Similar to Berry Gordy’s Motown wave of the 60s, Dilla made the music of contemporary Black artists a popularized form of expression, and that tradition continues today. For your pleasure, I’ve listed the top five most memorable J Dilla tracks, some of which you may not have known he had a hand in creating.
1. “Runnin” – The Pharcyde
West coast artists The Pharcyde dropped “Runnin” from their second album, Labcabincalifornia, in 1995, and it’s been the group’s most recognizable song. Looping jazz samples from Stan Getz, Dilla created a pulsing rhythm emphasizing a coming of age theme from the perspective of a young Black male, highlighting anxieties of celebrity and social responsibility. The track has been used in many soundtracks, including Entourage and 8 Mile, and it’s considered a hip hop classic today.
2. “The Light” – Common
Nominated for Best Rap Solo Performance at the 2001 Grammys, “The Light” featured love letter lyrics over samples from Bobby Caldwell and The Detroit Emeralds. Dilla’s production complemented the lyrical content perfectly, as the sweet, sensual words balanced with the laid-back grooves, providing an overall sexy cool feel. Critics claimed “The Light” as quintessential Common, providing thoughtful artistry to the genre.

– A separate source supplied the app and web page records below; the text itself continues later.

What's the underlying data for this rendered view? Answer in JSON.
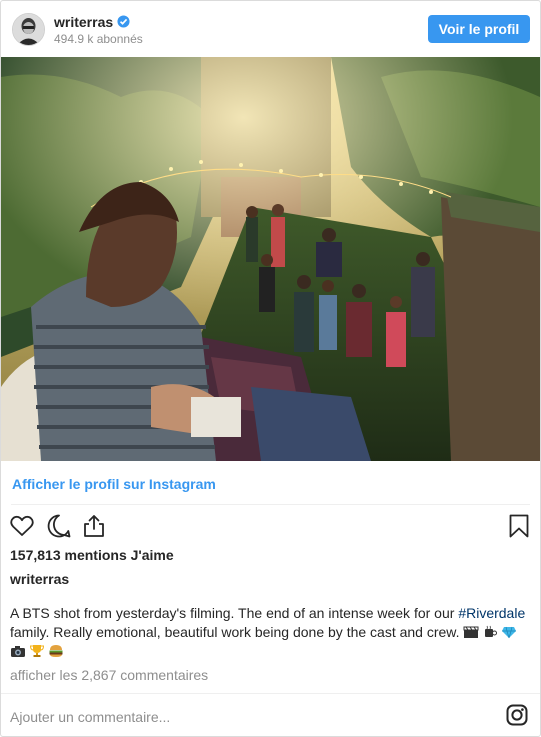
{
  "header": {
    "username": "writerras",
    "followers": "494.9 k abonnés",
    "view_profile_label": "Voir le profil",
    "verified_icon": "verified-badge-icon",
    "verified_color": "#3897f0"
  },
  "photo": {
    "description_icon": "garden-party-photo"
  },
  "links": {
    "view_on_instagram": "Afficher le profil sur Instagram"
  },
  "actions": {
    "like_icon": "heart-icon",
    "comment_icon": "comment-icon",
    "share_icon": "share-icon",
    "save_icon": "bookmark-icon"
  },
  "post": {
    "likes": "157,813 mentions J'aime",
    "author": "writerras",
    "caption_before": "A BTS shot from yesterday's filming. The end of an intense week for our ",
    "hashtag": "#Riverdale",
    "caption_after": " family. Really emotional, beautiful work being done by the cast and crew. ",
    "emojis_line1": [
      "clapper-board-emoji",
      "coffee-emoji",
      "gem-emoji"
    ],
    "emojis_line2": [
      "camera-emoji",
      "trophy-emoji",
      "burger-emoji"
    ],
    "view_comments": "afficher les 2,867 commentaires"
  },
  "comment_box": {
    "placeholder": "Ajouter un commentaire..."
  },
  "colors": {
    "accent": "#3897f0",
    "hashtag": "#003569",
    "muted": "#8e8e8e",
    "text": "#262626"
  }
}
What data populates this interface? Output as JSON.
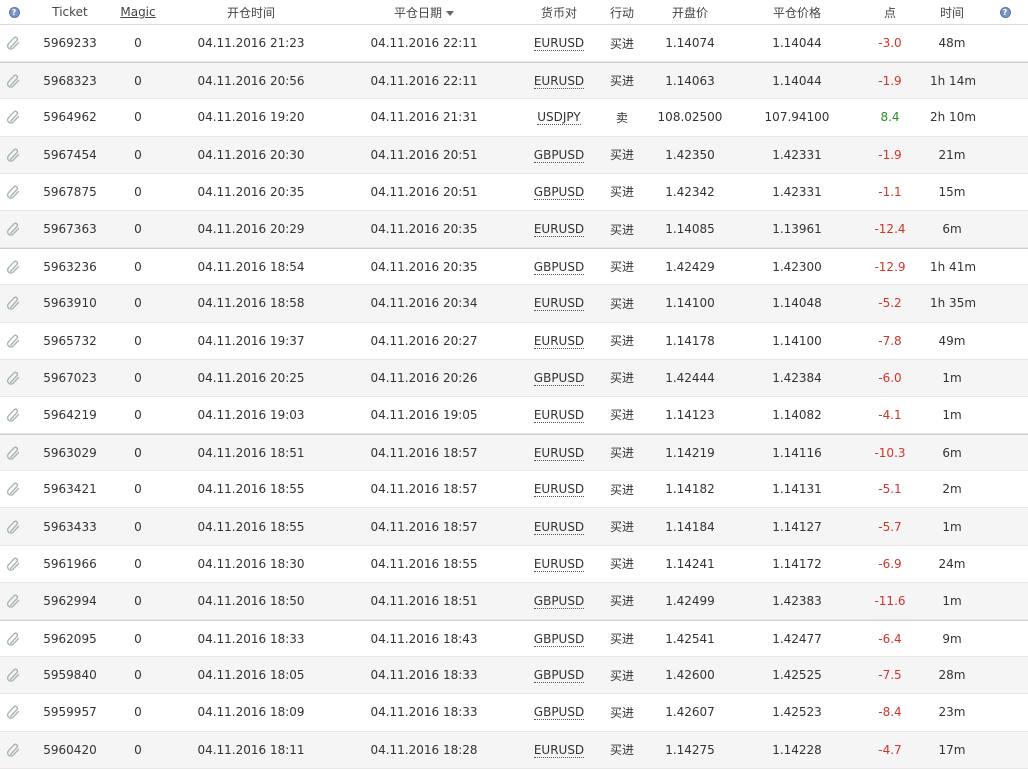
{
  "header": {
    "ticket": "Ticket",
    "magic": "Magic",
    "open_time": "开仓时间",
    "close_date": "平仓日期",
    "symbol": "货币对",
    "action": "行动",
    "open_price": "开盘价",
    "close_price": "平仓价格",
    "points": "点",
    "time": "时间",
    "help_icon": "?"
  },
  "colors": {
    "negative": "#d0342c",
    "positive": "#2e8b2e"
  },
  "icons": {
    "row": "paperclip-icon",
    "note": "speech-bubble-icon",
    "edit": "pencil-icon",
    "help": "question-icon"
  },
  "rows": [
    {
      "ticket": "5969233",
      "magic": "0",
      "open": "04.11.2016 21:23",
      "close": "04.11.2016 22:11",
      "symbol": "EURUSD",
      "action": "买进",
      "op": "1.14074",
      "cp": "1.14044",
      "pts": "-3.0",
      "time": "48m",
      "note": "speech",
      "alt": false,
      "strong": false
    },
    {
      "ticket": "5968323",
      "magic": "0",
      "open": "04.11.2016 20:56",
      "close": "04.11.2016 22:11",
      "symbol": "EURUSD",
      "action": "买进",
      "op": "1.14063",
      "cp": "1.14044",
      "pts": "-1.9",
      "time": "1h 14m",
      "note": "speech",
      "alt": true,
      "strong": true
    },
    {
      "ticket": "5964962",
      "magic": "0",
      "open": "04.11.2016 19:20",
      "close": "04.11.2016 21:31",
      "symbol": "USDJPY",
      "action": "卖",
      "op": "108.02500",
      "cp": "107.94100",
      "pts": "8.4",
      "time": "2h 10m",
      "note": "pencil",
      "alt": false,
      "strong": false
    },
    {
      "ticket": "5967454",
      "magic": "0",
      "open": "04.11.2016 20:30",
      "close": "04.11.2016 20:51",
      "symbol": "GBPUSD",
      "action": "买进",
      "op": "1.42350",
      "cp": "1.42331",
      "pts": "-1.9",
      "time": "21m",
      "note": "speech",
      "alt": true,
      "strong": false
    },
    {
      "ticket": "5967875",
      "magic": "0",
      "open": "04.11.2016 20:35",
      "close": "04.11.2016 20:51",
      "symbol": "GBPUSD",
      "action": "买进",
      "op": "1.42342",
      "cp": "1.42331",
      "pts": "-1.1",
      "time": "15m",
      "note": "speech",
      "alt": false,
      "strong": false
    },
    {
      "ticket": "5967363",
      "magic": "0",
      "open": "04.11.2016 20:29",
      "close": "04.11.2016 20:35",
      "symbol": "EURUSD",
      "action": "买进",
      "op": "1.14085",
      "cp": "1.13961",
      "pts": "-12.4",
      "time": "6m",
      "note": "speech",
      "alt": true,
      "strong": false
    },
    {
      "ticket": "5963236",
      "magic": "0",
      "open": "04.11.2016 18:54",
      "close": "04.11.2016 20:35",
      "symbol": "GBPUSD",
      "action": "买进",
      "op": "1.42429",
      "cp": "1.42300",
      "pts": "-12.9",
      "time": "1h 41m",
      "note": "speech",
      "alt": false,
      "strong": true
    },
    {
      "ticket": "5963910",
      "magic": "0",
      "open": "04.11.2016 18:58",
      "close": "04.11.2016 20:34",
      "symbol": "EURUSD",
      "action": "买进",
      "op": "1.14100",
      "cp": "1.14048",
      "pts": "-5.2",
      "time": "1h 35m",
      "note": "speech",
      "alt": true,
      "strong": false
    },
    {
      "ticket": "5965732",
      "magic": "0",
      "open": "04.11.2016 19:37",
      "close": "04.11.2016 20:27",
      "symbol": "EURUSD",
      "action": "买进",
      "op": "1.14178",
      "cp": "1.14100",
      "pts": "-7.8",
      "time": "49m",
      "note": "speech",
      "alt": false,
      "strong": false
    },
    {
      "ticket": "5967023",
      "magic": "0",
      "open": "04.11.2016 20:25",
      "close": "04.11.2016 20:26",
      "symbol": "GBPUSD",
      "action": "买进",
      "op": "1.42444",
      "cp": "1.42384",
      "pts": "-6.0",
      "time": "1m",
      "note": "speech",
      "alt": true,
      "strong": false
    },
    {
      "ticket": "5964219",
      "magic": "0",
      "open": "04.11.2016 19:03",
      "close": "04.11.2016 19:05",
      "symbol": "EURUSD",
      "action": "买进",
      "op": "1.14123",
      "cp": "1.14082",
      "pts": "-4.1",
      "time": "1m",
      "note": "speech",
      "alt": false,
      "strong": false
    },
    {
      "ticket": "5963029",
      "magic": "0",
      "open": "04.11.2016 18:51",
      "close": "04.11.2016 18:57",
      "symbol": "EURUSD",
      "action": "买进",
      "op": "1.14219",
      "cp": "1.14116",
      "pts": "-10.3",
      "time": "6m",
      "note": "speech",
      "alt": true,
      "strong": true
    },
    {
      "ticket": "5963421",
      "magic": "0",
      "open": "04.11.2016 18:55",
      "close": "04.11.2016 18:57",
      "symbol": "EURUSD",
      "action": "买进",
      "op": "1.14182",
      "cp": "1.14131",
      "pts": "-5.1",
      "time": "2m",
      "note": "speech",
      "alt": false,
      "strong": false
    },
    {
      "ticket": "5963433",
      "magic": "0",
      "open": "04.11.2016 18:55",
      "close": "04.11.2016 18:57",
      "symbol": "EURUSD",
      "action": "买进",
      "op": "1.14184",
      "cp": "1.14127",
      "pts": "-5.7",
      "time": "1m",
      "note": "speech",
      "alt": true,
      "strong": false
    },
    {
      "ticket": "5961966",
      "magic": "0",
      "open": "04.11.2016 18:30",
      "close": "04.11.2016 18:55",
      "symbol": "EURUSD",
      "action": "买进",
      "op": "1.14241",
      "cp": "1.14172",
      "pts": "-6.9",
      "time": "24m",
      "note": "speech",
      "alt": false,
      "strong": false
    },
    {
      "ticket": "5962994",
      "magic": "0",
      "open": "04.11.2016 18:50",
      "close": "04.11.2016 18:51",
      "symbol": "GBPUSD",
      "action": "买进",
      "op": "1.42499",
      "cp": "1.42383",
      "pts": "-11.6",
      "time": "1m",
      "note": "speech",
      "alt": true,
      "strong": false
    },
    {
      "ticket": "5962095",
      "magic": "0",
      "open": "04.11.2016 18:33",
      "close": "04.11.2016 18:43",
      "symbol": "GBPUSD",
      "action": "买进",
      "op": "1.42541",
      "cp": "1.42477",
      "pts": "-6.4",
      "time": "9m",
      "note": "speech",
      "alt": false,
      "strong": true
    },
    {
      "ticket": "5959840",
      "magic": "0",
      "open": "04.11.2016 18:05",
      "close": "04.11.2016 18:33",
      "symbol": "GBPUSD",
      "action": "买进",
      "op": "1.42600",
      "cp": "1.42525",
      "pts": "-7.5",
      "time": "28m",
      "note": "speech",
      "alt": true,
      "strong": false
    },
    {
      "ticket": "5959957",
      "magic": "0",
      "open": "04.11.2016 18:09",
      "close": "04.11.2016 18:33",
      "symbol": "GBPUSD",
      "action": "买进",
      "op": "1.42607",
      "cp": "1.42523",
      "pts": "-8.4",
      "time": "23m",
      "note": "speech",
      "alt": false,
      "strong": false
    },
    {
      "ticket": "5960420",
      "magic": "0",
      "open": "04.11.2016 18:11",
      "close": "04.11.2016 18:28",
      "symbol": "EURUSD",
      "action": "买进",
      "op": "1.14275",
      "cp": "1.14228",
      "pts": "-4.7",
      "time": "17m",
      "note": "speech",
      "alt": true,
      "strong": false
    }
  ]
}
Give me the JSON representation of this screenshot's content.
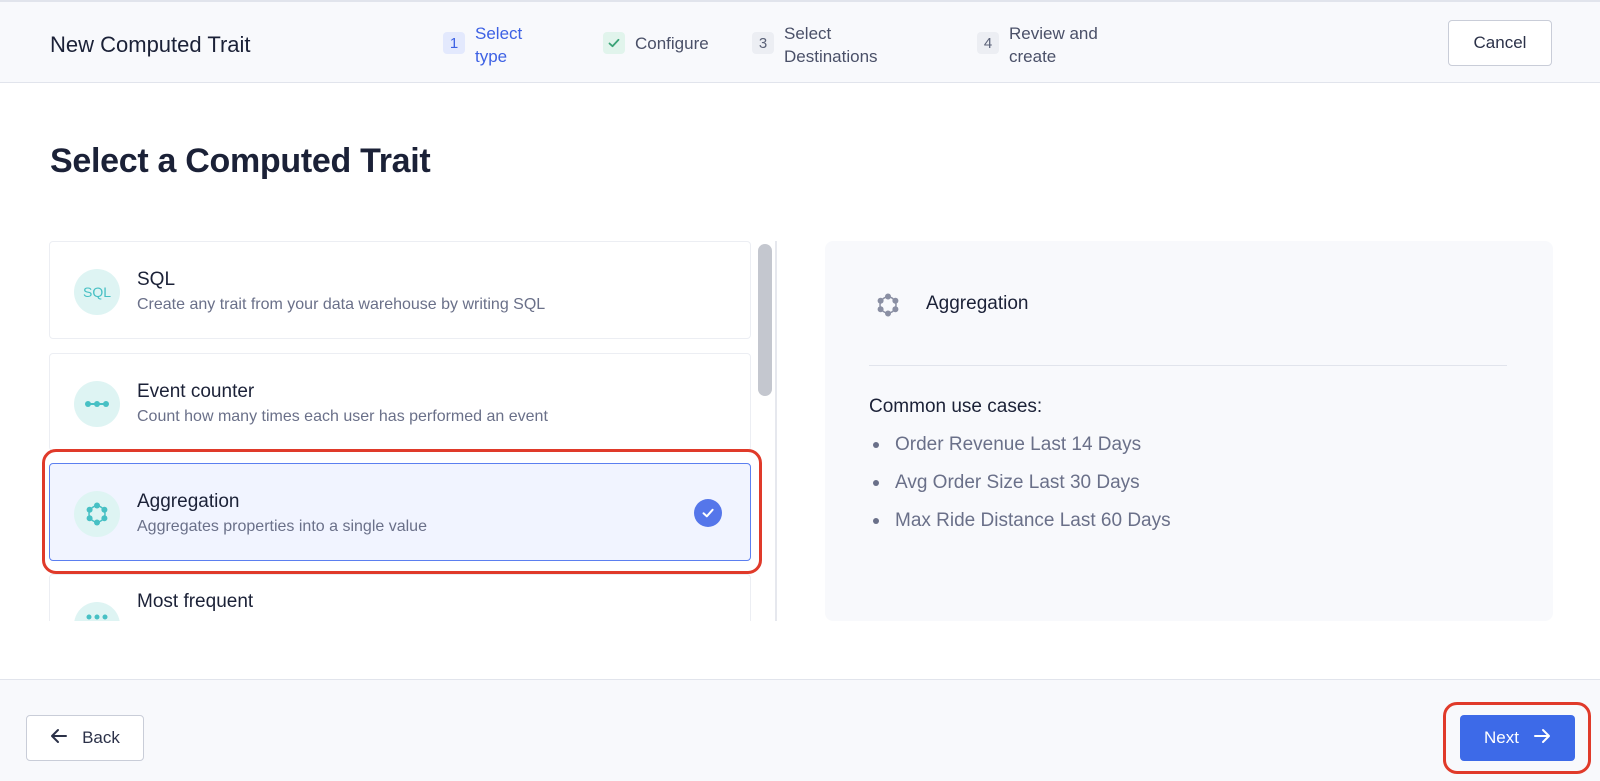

3. “Got ‘Til it’s Gone” – Janet Jackson
Dilla produced two hip hop remixes of the Janet track – “Jay Dee’s Revenge Remix” and “Ummah’s Uptown Saturday Night Remix”- each blending bits of neo-soul and mellow baselines with Janet’s soft vocals and the prominent Joni Mitchell loop. The beats have been lauded for their subtle hip hop influences, not at all taking away from the R&B flavor of the original song. I consider the remixes two of J Dilla’s best works.
4. “Vivrant Thing” – Q-Tip
“Vivrant Thing” marked Q-Tip’s debut as a solo artist, branding him as a newly repackaged hip hop/pop persona. The video featured Tip dancing, driving a Chevy Impala, and checking on video girls of the ’99 heyday. Despite the backlash he received for the questionable image switch, the track, alongside B-side single, “Breathe and Stop,” another Dilla hit, charted successfully on the Billboard Top 100.
5. “You Got Me” – The Roots
The fourth single from the band’s 1999 album Things Fall Apart featured vocals from Erykah Badu and Eve, providing the feminine perspective for the love song vibe. It’s groovy, jazzy, and thick with lyrical imagery, making this song a beautiful interpretation of a modern day romance between lovers and friends. Badu and The Roots took home the Grammy that year for Best Rap Performance by a Duo or Group, most definitely due to J Dilla’s production.
In celebration of “Dilla Day 2014″ Stussy and Pay Jay have teamed up for a third commemorative J Dilla t-shirt. You can check out the shirt here and purchase it as well.
Words: Jane Dubz